[[ Data for processing, beginning ]]

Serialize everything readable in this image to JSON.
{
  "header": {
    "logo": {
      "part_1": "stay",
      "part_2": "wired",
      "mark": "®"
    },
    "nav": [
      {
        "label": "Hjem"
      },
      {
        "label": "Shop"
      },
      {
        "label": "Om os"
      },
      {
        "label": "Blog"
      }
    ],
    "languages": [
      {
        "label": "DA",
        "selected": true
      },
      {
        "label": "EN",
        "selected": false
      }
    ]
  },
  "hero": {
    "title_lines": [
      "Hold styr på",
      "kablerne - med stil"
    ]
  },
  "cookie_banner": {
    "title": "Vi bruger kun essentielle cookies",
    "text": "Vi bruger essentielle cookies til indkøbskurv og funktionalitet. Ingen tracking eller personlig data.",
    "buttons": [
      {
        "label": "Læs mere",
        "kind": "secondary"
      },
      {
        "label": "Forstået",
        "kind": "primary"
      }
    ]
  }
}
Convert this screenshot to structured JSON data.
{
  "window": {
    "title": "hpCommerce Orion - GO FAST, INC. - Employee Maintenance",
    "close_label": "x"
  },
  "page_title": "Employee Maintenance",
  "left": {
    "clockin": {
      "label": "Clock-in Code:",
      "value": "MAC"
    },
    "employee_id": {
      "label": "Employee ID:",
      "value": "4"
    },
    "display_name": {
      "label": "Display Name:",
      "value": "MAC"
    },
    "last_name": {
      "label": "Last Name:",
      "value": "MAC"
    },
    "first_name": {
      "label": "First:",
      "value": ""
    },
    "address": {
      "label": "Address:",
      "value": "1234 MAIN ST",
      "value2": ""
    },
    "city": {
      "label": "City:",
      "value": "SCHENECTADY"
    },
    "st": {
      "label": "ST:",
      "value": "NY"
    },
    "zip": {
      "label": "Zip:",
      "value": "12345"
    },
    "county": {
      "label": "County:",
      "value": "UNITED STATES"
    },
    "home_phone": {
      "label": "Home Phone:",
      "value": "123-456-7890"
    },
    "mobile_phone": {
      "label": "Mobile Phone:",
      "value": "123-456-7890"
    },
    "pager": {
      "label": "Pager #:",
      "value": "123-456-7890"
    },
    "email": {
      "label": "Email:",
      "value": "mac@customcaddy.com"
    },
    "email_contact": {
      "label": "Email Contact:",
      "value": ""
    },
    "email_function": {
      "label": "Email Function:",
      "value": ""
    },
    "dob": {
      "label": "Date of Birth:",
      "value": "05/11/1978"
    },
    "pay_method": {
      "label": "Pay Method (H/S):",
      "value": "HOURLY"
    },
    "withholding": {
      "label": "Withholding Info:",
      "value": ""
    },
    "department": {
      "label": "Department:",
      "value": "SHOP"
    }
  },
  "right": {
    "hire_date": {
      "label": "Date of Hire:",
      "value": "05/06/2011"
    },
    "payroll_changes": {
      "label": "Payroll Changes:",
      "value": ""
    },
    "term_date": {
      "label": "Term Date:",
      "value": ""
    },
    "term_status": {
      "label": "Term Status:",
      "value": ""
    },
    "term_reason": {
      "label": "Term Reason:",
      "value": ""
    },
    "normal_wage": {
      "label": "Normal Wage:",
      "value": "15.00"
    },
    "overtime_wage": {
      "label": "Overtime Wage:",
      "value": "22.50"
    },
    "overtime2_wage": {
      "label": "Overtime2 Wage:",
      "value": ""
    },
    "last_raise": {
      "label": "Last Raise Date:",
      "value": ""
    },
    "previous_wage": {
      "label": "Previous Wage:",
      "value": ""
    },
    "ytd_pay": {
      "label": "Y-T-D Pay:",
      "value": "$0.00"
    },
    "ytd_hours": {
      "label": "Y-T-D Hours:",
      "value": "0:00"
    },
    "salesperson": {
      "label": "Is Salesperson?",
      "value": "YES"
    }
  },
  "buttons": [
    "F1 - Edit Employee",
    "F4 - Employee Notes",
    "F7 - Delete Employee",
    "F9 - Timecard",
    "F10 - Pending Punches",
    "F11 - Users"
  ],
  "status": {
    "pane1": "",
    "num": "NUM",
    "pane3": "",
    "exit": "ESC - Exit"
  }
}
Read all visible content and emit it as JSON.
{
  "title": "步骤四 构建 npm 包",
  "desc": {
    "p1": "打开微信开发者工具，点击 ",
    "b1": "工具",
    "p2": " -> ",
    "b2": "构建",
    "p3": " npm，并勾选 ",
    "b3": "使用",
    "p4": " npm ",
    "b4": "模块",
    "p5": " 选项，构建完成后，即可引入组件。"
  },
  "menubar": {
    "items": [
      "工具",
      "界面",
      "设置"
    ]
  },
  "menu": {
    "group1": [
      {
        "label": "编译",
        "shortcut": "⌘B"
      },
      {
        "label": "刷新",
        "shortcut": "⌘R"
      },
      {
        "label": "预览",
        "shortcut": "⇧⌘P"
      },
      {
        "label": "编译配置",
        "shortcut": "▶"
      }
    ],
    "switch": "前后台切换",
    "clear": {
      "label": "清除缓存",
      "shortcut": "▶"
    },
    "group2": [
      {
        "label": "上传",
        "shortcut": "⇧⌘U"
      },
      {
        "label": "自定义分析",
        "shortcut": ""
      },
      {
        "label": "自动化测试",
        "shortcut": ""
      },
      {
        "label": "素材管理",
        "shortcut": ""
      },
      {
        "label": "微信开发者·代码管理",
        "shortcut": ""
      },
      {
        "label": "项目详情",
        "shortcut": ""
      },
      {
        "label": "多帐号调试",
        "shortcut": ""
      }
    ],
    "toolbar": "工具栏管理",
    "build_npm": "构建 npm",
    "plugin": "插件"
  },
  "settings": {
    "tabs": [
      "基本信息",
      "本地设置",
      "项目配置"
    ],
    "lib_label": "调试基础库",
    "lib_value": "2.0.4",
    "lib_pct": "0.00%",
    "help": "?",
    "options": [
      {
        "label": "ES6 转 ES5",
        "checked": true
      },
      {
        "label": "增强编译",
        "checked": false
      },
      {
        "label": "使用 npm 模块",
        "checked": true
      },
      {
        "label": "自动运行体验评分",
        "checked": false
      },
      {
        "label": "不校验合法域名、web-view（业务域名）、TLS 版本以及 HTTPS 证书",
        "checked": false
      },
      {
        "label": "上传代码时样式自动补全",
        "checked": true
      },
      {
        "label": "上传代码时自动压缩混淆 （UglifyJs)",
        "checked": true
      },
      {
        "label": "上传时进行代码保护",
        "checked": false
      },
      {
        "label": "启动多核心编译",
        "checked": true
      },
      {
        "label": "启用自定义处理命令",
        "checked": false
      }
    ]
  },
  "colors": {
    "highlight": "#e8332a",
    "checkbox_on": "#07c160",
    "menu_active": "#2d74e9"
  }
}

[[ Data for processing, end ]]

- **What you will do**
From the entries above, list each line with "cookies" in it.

- **Result of this exercise**
    "title": "Vi bruger kun essentielle cookies",
    "text": "Vi bruger essentielle cookies til indkøbskurv og funktionalitet. Ingen tracking eller personlig data.",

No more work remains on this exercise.